Stored items:
*-*-*
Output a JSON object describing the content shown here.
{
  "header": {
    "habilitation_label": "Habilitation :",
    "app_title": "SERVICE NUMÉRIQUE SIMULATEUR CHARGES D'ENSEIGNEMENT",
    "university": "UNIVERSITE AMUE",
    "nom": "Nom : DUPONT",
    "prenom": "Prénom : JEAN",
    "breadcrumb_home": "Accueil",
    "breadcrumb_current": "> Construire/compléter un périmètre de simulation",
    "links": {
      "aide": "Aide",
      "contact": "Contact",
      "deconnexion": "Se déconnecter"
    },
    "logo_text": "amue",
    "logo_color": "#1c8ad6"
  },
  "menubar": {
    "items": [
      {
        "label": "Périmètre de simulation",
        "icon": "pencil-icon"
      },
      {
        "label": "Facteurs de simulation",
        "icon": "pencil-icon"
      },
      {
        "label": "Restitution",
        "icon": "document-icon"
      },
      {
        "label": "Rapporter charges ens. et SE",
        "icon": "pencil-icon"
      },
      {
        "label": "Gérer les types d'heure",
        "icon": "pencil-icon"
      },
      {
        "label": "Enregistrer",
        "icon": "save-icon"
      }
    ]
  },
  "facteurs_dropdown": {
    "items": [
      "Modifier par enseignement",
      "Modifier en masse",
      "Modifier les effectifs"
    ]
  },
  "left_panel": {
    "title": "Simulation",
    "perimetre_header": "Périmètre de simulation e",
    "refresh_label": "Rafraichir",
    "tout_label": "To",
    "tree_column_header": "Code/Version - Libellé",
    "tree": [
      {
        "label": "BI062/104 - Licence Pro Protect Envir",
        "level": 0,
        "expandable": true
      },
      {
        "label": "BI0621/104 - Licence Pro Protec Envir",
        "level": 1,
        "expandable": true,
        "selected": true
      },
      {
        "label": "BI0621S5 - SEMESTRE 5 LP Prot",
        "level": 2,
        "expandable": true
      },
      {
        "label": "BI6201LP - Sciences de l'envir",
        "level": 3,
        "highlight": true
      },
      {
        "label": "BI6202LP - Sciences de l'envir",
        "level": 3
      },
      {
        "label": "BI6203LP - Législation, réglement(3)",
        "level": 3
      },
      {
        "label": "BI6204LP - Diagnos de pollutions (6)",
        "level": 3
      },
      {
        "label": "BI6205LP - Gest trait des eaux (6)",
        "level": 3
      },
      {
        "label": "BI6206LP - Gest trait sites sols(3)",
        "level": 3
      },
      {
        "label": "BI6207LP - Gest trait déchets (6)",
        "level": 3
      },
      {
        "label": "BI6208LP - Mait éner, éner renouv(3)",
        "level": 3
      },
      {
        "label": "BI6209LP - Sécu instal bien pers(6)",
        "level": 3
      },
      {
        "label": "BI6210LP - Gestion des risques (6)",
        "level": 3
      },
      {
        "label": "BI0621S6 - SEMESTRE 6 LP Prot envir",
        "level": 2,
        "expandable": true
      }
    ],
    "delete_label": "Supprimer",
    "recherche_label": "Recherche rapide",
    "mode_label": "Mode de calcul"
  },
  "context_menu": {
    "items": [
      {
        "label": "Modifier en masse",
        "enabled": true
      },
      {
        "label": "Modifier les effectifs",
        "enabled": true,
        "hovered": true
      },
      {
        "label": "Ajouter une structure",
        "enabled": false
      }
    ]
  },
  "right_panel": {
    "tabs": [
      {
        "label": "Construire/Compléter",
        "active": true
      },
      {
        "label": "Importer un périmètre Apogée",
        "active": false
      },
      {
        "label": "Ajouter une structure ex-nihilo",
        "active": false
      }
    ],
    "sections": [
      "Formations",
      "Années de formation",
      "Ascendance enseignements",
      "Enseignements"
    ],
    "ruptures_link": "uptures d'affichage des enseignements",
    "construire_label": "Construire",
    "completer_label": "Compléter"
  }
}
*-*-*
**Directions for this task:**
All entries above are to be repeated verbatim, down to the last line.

**Task result:**
Output a JSON object describing the content shown here.
{
  "header": {
    "habilitation_label": "Habilitation :",
    "app_title": "SERVICE NUMÉRIQUE SIMULATEUR CHARGES D'ENSEIGNEMENT",
    "university": "UNIVERSITE AMUE",
    "nom": "Nom : DUPONT",
    "prenom": "Prénom : JEAN",
    "breadcrumb_home": "Accueil",
    "breadcrumb_current": "> Construire/compléter un périmètre de simulation",
    "links": {
      "aide": "Aide",
      "contact": "Contact",
      "deconnexion": "Se déconnecter"
    },
    "logo_text": "amue",
    "logo_color": "#1c8ad6"
  },
  "menubar": {
    "items": [
      {
        "label": "Périmètre de simulation",
        "icon": "pencil-icon"
      },
      {
        "label": "Facteurs de simulation",
        "icon": "pencil-icon"
      },
      {
        "label": "Restitution",
        "icon": "document-icon"
      },
      {
        "label": "Rapporter charges ens. et SE",
        "icon": "pencil-icon"
      },
      {
        "label": "Gérer les types d'heure",
        "icon": "pencil-icon"
      },
      {
        "label": "Enregistrer",
        "icon": "save-icon"
      }
    ]
  },
  "facteurs_dropdown": {
    "items": [
      "Modifier par enseignement",
      "Modifier en masse",
      "Modifier les effectifs"
    ]
  },
  "left_panel": {
    "title": "Simulation",
    "perimetre_header": "Périmètre de simulation e",
    "refresh_label": "Rafraichir",
    "tout_label": "To",
    "tree_column_header": "Code/Version - Libellé",
    "tree": [
      {
        "label": "BI062/104 - Licence Pro Protect Envir",
        "level": 0,
        "expandable": true
      },
      {
        "label": "BI0621/104 - Licence Pro Protec Envir",
        "level": 1,
        "expandable": true,
        "selected": true
      },
      {
        "label": "BI0621S5 - SEMESTRE 5 LP Prot",
        "level": 2,
        "expandable": true
      },
      {
        "label": "BI6201LP - Sciences de l'envir",
        "level": 3,
        "highlight": true
      },
      {
        "label": "BI6202LP - Sciences de l'envir",
        "level": 3
      },
      {
        "label": "BI6203LP - Législation, réglement(3)",
        "level": 3
      },
      {
        "label": "BI6204LP - Diagnos de pollutions (6)",
        "level": 3
      },
      {
        "label": "BI6205LP - Gest trait des eaux (6)",
        "level": 3
      },
      {
        "label": "BI6206LP - Gest trait sites sols(3)",
        "level": 3
      },
      {
        "label": "BI6207LP - Gest trait déchets (6)",
        "level": 3
      },
      {
        "label": "BI6208LP - Mait éner, éner renouv(3)",
        "level": 3
      },
      {
        "label": "BI6209LP - Sécu instal bien pers(6)",
        "level": 3
      },
      {
        "label": "BI6210LP - Gestion des risques (6)",
        "level": 3
      },
      {
        "label": "BI0621S6 - SEMESTRE 6 LP Prot envir",
        "level": 2,
        "expandable": true
      }
    ],
    "delete_label": "Supprimer",
    "recherche_label": "Recherche rapide",
    "mode_label": "Mode de calcul"
  },
  "context_menu": {
    "items": [
      {
        "label": "Modifier en masse",
        "enabled": true
      },
      {
        "label": "Modifier les effectifs",
        "enabled": true,
        "hovered": true
      },
      {
        "label": "Ajouter une structure",
        "enabled": false
      }
    ]
  },
  "right_panel": {
    "tabs": [
      {
        "label": "Construire/Compléter",
        "active": true
      },
      {
        "label": "Importer un périmètre Apogée",
        "active": false
      },
      {
        "label": "Ajouter une structure ex-nihilo",
        "active": false
      }
    ],
    "sections": [
      "Formations",
      "Années de formation",
      "Ascendance enseignements",
      "Enseignements"
    ],
    "ruptures_link": "uptures d'affichage des enseignements",
    "construire_label": "Construire",
    "completer_label": "Compléter"
  }
}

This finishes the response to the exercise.